Rangita de Silva de Alwis
Associate Dean of International Programs,
Fumnanya I. Ekhator L’ 20,
Leah Wong L’ 18,
Sophia Gaulkin L’ 20
Radhika Coomaraswamy, Under-Secretary-General of the United Nations, Special Representative for Children and Armed Conflict and High-level Mediation Advisory Group to the UN Secretary-General, will serve as a Bok Visiting International Professor in the Fall of 2019 and will teach a course on Women, Peace, and Security with Associate Dean of International Affairs, Rangita de Silva de Alwis.
Brian Yeh, L’19; Emma Morgenstern, L’19; Fatoumata Waggeh, L’20 & Meroua Zouai, L’20
A post published last week titled, “A Diverse House,” accused freshman Democratic Congresswoman Ilhan Omar (D-MN) of being a driving force behind the spread of anti-Semitism within the halls of Congress. While we strongly disagree with this false allegation, we write to emphasize that, much like the frenzied outcry that Rep. Omar’s Tweets generated, that post failed to acknowledge the broader context in which Rep. Omar’s criticisms of AIPAC and Israeli policies must necessarily be understood–in particular, the rise of white nationalism and Islamophobia in this country. We write to provide some of this necessary context.
Liberty– the preeminent value protected by our Constitution– guarantees all citizens the right to form their own opinions, to create their own raison d’etre, and to champion, or to elect someone to champion, their beliefs. It is why we have the benefit of being governed by a diverse Congress. And appropriately, it is their election– democracy in action– that sets the parameters and guarantees the protection, of the very liberty that gave us the ideas and design to elect them in the first place.
It is therefore ironic and paradoxical that the 116th Congress is slowly eroding the fabric of our democratic principles.
Earlier this month, House Minority Leader Congressman Kevin McCarthy of California made a statement urging House Democrats to take action against two Freshman Congresswomen, Rashida Tlaib of Michigan and Ilhan Omar of Minnesota, for their acerbic remarks against Israel, and Americans who support Israel.
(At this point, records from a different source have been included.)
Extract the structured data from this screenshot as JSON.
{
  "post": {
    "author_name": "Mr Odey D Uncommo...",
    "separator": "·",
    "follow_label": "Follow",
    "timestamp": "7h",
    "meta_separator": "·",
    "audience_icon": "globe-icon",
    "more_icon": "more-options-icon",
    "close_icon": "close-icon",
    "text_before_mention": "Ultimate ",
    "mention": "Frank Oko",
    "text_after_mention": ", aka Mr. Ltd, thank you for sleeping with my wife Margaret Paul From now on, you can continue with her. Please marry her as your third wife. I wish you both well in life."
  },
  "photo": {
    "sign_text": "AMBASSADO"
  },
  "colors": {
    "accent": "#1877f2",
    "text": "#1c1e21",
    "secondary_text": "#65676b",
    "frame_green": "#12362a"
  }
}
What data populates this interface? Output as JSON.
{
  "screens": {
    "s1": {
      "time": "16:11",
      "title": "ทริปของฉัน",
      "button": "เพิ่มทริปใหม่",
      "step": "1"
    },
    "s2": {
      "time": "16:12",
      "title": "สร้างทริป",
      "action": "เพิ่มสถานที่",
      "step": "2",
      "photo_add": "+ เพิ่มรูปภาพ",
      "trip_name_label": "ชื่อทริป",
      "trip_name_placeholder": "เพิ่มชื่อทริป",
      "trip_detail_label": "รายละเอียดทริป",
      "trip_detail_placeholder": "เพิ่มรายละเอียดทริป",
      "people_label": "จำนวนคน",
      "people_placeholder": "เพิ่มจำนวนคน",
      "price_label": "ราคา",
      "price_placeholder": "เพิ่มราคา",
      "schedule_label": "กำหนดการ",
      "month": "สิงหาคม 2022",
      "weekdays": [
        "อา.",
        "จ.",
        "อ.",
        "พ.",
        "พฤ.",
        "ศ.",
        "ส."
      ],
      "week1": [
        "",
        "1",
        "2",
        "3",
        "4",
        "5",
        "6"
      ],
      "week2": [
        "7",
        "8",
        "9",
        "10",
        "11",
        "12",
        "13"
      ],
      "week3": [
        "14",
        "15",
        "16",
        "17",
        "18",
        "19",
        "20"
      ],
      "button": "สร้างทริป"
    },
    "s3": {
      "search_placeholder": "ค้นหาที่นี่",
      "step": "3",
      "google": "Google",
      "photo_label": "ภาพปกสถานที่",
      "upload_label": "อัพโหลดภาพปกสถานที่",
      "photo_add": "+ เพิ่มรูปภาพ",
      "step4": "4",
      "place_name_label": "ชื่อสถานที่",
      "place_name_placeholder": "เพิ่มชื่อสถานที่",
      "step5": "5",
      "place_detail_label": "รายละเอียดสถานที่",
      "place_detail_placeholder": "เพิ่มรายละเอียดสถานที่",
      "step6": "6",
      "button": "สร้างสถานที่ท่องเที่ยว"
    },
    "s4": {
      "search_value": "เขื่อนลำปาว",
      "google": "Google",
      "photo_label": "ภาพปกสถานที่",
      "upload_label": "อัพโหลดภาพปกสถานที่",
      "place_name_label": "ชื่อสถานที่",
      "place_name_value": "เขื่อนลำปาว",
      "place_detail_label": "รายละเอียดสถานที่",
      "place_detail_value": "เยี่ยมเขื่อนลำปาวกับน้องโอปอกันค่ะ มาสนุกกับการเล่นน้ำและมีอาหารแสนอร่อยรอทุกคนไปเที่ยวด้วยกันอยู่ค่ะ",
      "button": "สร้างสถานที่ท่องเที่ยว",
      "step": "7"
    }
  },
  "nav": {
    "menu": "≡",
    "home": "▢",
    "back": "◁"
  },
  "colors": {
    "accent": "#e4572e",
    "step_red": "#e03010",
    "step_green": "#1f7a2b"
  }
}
Twenty-two years ago Killing the Black Body: Race, Reproduction, and the Meaning of Liberty changed the national conversation on race, gender and reproductive justice. Two decades later, it remains more critical than ever before–a rallying cry around the world, for education, awareness, and action. Its vision for reproductive justice for all women engages in the global conversations on Female Genital Mutilation, virginity testing, forced pregnancy, forced sterilization and asks questions on how women’s ability to control their bodies is constantly challenged by politics, economics, race, cultural traditions, and injustice.
A whole generation of feminist scholars and practitioners are trained on Dorothy Robert’s groundbreaking scholarship. In marking International Women’s Day, we speak to her about the way she continues to exert an influence on the study of law, gender, and its intersections.
A Q&A with Rangita de Silva de Alwis, Associate Dean of International Affairs
Shane Fischman L’19, President of Penn Law Students for Israel and Penn Law Global Affairs Blog Editor & Rachel Chiger L ’19, President of the Penn Law Chapter of the Louis B. Brandeis Society
In the aftermath of this attack, CNN reported: “Dismay, horror, and disbelief were feelings shared by many in the aftermath of the mass shooting at a synagogue in Pittsburgh.” Similar headlines blazed the front pages of international dailies, such as the New York Times, Wall Street Journal, BBC, and The Guardian. While the international community certainly reacted to the shooting with dismay and horror, disbelief was not among the emotions that registered in the Jewish community.
Amanda LeSavage L’19 & Editor-in-Chief of University of Pennsylvania Journal of Law & Public Affairs Vol. 4